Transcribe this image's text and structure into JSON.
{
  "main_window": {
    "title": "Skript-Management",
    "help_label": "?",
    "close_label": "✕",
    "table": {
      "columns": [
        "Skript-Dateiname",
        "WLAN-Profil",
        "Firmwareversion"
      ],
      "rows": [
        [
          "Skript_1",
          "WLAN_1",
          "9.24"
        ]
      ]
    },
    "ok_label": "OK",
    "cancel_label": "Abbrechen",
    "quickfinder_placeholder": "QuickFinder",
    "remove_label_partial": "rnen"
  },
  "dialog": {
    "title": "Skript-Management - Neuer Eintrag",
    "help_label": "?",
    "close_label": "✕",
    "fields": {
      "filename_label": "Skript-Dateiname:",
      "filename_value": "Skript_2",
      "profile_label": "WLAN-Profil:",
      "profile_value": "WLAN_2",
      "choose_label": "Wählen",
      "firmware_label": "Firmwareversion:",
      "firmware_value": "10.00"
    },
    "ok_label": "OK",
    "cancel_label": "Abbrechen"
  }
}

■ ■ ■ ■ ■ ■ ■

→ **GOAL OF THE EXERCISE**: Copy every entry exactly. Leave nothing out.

→ **EXERCISE OUTPUT**:
Transcribe this image's text and structure into JSON.
{
  "main_window": {
    "title": "Skript-Management",
    "help_label": "?",
    "close_label": "✕",
    "table": {
      "columns": [
        "Skript-Dateiname",
        "WLAN-Profil",
        "Firmwareversion"
      ],
      "rows": [
        [
          "Skript_1",
          "WLAN_1",
          "9.24"
        ]
      ]
    },
    "ok_label": "OK",
    "cancel_label": "Abbrechen",
    "quickfinder_placeholder": "QuickFinder",
    "remove_label_partial": "rnen"
  },
  "dialog": {
    "title": "Skript-Management - Neuer Eintrag",
    "help_label": "?",
    "close_label": "✕",
    "fields": {
      "filename_label": "Skript-Dateiname:",
      "filename_value": "Skript_2",
      "profile_label": "WLAN-Profil:",
      "profile_value": "WLAN_2",
      "choose_label": "Wählen",
      "firmware_label": "Firmwareversion:",
      "firmware_value": "10.00"
    },
    "ok_label": "OK",
    "cancel_label": "Abbrechen"
  }
}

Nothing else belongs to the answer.